Go here to see MCC’s ‘Crisis in Ukraine’ page and to donate.
Mennonites have played quite a significant role in the life of the broader church in British Columbia.
Not only have they planted many churches through the Mennonite Brethren and Mennonite Church Canada denominations, but many have gone on to actively participate in other churches (as detailed in Bob Burkinshaw’s Pilgrim’s in Lotus Land: Conservative Protestantism in British Columbia, 1917 – 1981).
Menno Place has posted a good overview of who Mennonites are, how they came to BC and what they have created. After describing the movement’s roots in the Protestant Reformation and the key role of Menno Simons, it continues:
Further persecution and hardship continued to spread the Mennonites throughout Europe. In 1789, they began to move into Ukraine upon the invitation of Catherine the Great. There, they lived in colonies and farmed the fertile lands becoming experts in agriculture and business.
They were valued members of the society, although they retained their German language and did not serve in the Russian military.
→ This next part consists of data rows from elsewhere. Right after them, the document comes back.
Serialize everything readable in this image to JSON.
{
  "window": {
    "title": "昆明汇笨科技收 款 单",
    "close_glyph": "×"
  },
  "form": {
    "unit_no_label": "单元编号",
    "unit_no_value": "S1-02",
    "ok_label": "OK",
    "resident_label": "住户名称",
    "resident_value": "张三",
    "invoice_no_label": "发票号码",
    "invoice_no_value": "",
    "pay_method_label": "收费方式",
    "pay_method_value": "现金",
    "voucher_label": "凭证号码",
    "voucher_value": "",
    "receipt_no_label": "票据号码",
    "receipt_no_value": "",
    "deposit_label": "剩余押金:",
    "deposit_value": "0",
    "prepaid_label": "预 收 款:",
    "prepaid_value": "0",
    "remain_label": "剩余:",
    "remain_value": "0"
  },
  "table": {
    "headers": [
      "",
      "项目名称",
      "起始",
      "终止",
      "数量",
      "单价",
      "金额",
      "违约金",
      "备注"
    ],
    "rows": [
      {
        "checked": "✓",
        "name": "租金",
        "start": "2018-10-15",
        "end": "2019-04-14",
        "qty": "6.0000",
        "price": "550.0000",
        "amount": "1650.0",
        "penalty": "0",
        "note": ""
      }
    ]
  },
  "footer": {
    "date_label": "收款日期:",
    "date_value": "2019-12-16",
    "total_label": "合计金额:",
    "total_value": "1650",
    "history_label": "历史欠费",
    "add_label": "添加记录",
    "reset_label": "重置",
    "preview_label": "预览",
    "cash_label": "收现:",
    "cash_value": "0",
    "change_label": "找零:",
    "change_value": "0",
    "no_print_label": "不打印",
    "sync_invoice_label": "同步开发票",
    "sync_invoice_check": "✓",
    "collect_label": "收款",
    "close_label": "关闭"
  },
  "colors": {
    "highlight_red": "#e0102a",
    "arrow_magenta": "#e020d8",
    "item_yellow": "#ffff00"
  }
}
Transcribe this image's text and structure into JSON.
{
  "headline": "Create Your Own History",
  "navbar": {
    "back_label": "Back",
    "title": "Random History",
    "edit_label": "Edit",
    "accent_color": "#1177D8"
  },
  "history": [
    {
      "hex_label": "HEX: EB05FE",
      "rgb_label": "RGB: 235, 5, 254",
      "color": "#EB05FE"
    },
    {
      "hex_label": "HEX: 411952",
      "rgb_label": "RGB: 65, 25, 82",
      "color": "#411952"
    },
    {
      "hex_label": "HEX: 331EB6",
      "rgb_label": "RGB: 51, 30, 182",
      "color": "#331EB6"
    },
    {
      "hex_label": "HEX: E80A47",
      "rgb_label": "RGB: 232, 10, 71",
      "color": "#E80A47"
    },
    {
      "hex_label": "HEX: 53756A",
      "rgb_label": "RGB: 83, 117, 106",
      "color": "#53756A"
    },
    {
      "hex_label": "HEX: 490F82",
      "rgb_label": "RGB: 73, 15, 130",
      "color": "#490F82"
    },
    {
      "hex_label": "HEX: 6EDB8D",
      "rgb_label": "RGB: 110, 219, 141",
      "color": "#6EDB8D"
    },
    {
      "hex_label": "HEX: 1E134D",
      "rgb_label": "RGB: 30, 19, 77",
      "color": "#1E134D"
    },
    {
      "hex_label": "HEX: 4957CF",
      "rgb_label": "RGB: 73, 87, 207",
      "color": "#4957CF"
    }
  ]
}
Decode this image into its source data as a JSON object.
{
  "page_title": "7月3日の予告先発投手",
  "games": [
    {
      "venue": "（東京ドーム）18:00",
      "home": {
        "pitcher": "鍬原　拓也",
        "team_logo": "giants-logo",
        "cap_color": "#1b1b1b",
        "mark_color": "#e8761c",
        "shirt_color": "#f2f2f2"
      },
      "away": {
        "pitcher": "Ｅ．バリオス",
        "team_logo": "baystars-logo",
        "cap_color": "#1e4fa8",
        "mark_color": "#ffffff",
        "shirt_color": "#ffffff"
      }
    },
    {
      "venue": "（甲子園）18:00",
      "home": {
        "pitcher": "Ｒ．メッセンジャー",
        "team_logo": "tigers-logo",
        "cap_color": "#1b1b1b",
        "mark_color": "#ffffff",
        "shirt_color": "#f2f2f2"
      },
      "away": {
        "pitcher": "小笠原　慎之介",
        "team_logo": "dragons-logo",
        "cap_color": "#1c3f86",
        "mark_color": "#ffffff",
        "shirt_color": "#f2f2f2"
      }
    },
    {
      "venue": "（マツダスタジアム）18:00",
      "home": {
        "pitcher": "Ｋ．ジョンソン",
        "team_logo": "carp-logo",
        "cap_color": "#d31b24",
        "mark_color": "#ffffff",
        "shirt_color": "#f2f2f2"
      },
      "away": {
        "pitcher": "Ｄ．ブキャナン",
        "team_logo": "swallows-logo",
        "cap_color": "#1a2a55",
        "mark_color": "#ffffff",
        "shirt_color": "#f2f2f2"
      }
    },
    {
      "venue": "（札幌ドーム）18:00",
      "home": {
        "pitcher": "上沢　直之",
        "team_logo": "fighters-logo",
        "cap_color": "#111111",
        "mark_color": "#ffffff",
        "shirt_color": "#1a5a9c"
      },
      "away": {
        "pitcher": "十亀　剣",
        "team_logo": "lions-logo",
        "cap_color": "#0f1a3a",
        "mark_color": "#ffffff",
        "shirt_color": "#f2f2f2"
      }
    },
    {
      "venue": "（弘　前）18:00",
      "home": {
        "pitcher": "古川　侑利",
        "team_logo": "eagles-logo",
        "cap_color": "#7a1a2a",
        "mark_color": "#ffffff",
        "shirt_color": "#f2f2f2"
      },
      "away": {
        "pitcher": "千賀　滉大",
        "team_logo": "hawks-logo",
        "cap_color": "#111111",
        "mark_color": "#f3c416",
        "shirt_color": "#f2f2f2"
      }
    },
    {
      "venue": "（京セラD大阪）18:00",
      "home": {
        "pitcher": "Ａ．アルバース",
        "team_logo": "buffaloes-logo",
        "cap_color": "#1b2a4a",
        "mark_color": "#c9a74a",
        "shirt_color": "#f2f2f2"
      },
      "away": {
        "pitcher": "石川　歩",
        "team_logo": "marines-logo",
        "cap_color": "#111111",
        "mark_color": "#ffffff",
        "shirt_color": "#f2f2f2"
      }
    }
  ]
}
This lasted until the Russian Revolution in 1917.
There were several migrations of Mennonites to North America. The Mennonites who settled in the Fraser Valley are primarily from the migration from Russia that took place during the Russian Revolution. They migrated from 1923 – 1929.
This group was terrorized during the Russian Revolution when the Tzar could no longer protect them. There was a period of lawlessness during which bandits pillaged the Mennonite villages – stealing, raping and killing the people. Many Mennonites could not leave Russia, were sent to Siberia and died there of starvation.
During this time, Canada was seeking to settle the western part of the country. Mennonites took the opportunity to immigrate and settled in Ontario (around Kitchener), southern Manitoba (around Steinbach), southern Saskatchewan (around Herbert), southern Alberta (around Coaldale) and the Fraser Valley in British Columbia (around Yarrow).
Another migration of Mennonites came after World War Two. When their lands in the Ukraine came under German control, they were placed back into German citizenship. Many immediately sought refuge in Canada through their relatives who had immigrated 20 years prior.
Go here for more on what Mennonites believe and the many key institutions they have developed.
It is not as straightforward as simple self-defense. But neither was their nonviolence, practiced by most Slavic evangelicals, a clear convictional principle.
Forged in the fires of the Soviet Union, the then-second-largest Baptist community in the world developed along a very different path from their denominational brethren in the United States.
Just ask Roman Rakhuba, who was raised Baptist.
“I never would have called myself a Mennonite,” said the head of the Association of Mennonite Brethren Churches of Ukraine (AMBCU). “Later I discovered I was following their principles all along.”
Known as the ‘Bible Belt’ of Eastern Europe, Ukraine’s evangelical faith was greatly influenced by the Anabaptist tradition. Rakhuba grew up in Zaporizhzhia, 350 miles southeast of Kyiv, near the old oak tree associated with the Chortitza colony of Mennonites, founded in 1789.
His grandfather was saved through one of their preachers.
But as a Baptist child, Rakhuba was raised without toy guns, instructed to never return evil with evil. Forbidden from playing war, his relatives refused to fight in the Soviet army. He remembers Mennonites hosted at his grandfather’s home, learning of the 1763 decree by Catherine the Great to invite German settlers to develop the Russian hinterland.
Go here for the full article.